- Task goal
Return all of the data exactly as written, without the pictures.

[Start of Attachment]

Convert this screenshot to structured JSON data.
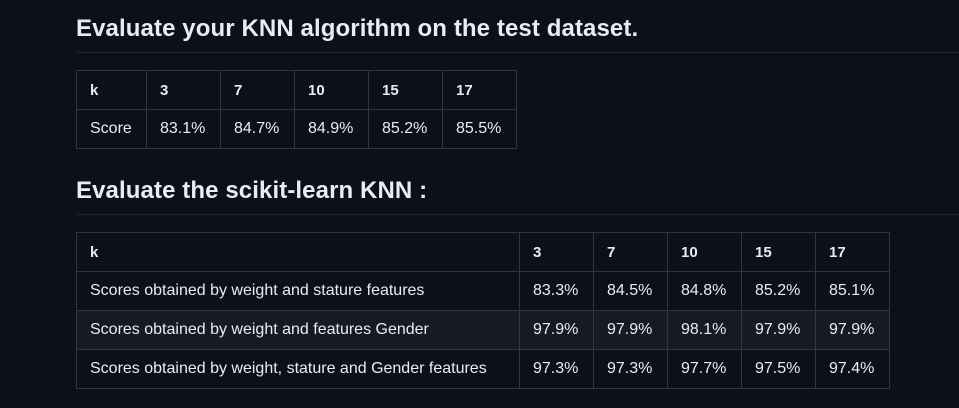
{
  "section1": {
    "title": "Evaluate your KNN algorithm on the test dataset.",
    "table": {
      "header": [
        "k",
        "3",
        "7",
        "10",
        "15",
        "17"
      ],
      "rows": [
        [
          "Score",
          "83.1%",
          "84.7%",
          "84.9%",
          "85.2%",
          "85.5%"
        ]
      ]
    }
  },
  "section2": {
    "title": "Evaluate the scikit-learn KNN :",
    "table": {
      "header": [
        "k",
        "3",
        "7",
        "10",
        "15",
        "17"
      ],
      "rows": [
        [
          "Scores obtained by weight and stature features",
          "83.3%",
          "84.5%",
          "84.8%",
          "85.2%",
          "85.1%"
        ],
        [
          "Scores obtained by weight and features Gender",
          "97.9%",
          "97.9%",
          "98.1%",
          "97.9%",
          "97.9%"
        ],
        [
          "Scores obtained by weight, stature and Gender features",
          "97.3%",
          "97.3%",
          "97.7%",
          "97.5%",
          "97.4%"
        ]
      ]
    }
  }
}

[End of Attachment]

- Answer to this task
Convert this screenshot to structured JSON data.
{
  "section1": {
    "title": "Evaluate your KNN algorithm on the test dataset.",
    "table": {
      "header": [
        "k",
        "3",
        "7",
        "10",
        "15",
        "17"
      ],
      "rows": [
        [
          "Score",
          "83.1%",
          "84.7%",
          "84.9%",
          "85.2%",
          "85.5%"
        ]
      ]
    }
  },
  "section2": {
    "title": "Evaluate the scikit-learn KNN :",
    "table": {
      "header": [
        "k",
        "3",
        "7",
        "10",
        "15",
        "17"
      ],
      "rows": [
        [
          "Scores obtained by weight and stature features",
          "83.3%",
          "84.5%",
          "84.8%",
          "85.2%",
          "85.1%"
        ],
        [
          "Scores obtained by weight and features Gender",
          "97.9%",
          "97.9%",
          "98.1%",
          "97.9%",
          "97.9%"
        ],
        [
          "Scores obtained by weight, stature and Gender features",
          "97.3%",
          "97.3%",
          "97.7%",
          "97.5%",
          "97.4%"
        ]
      ]
    }
  }
}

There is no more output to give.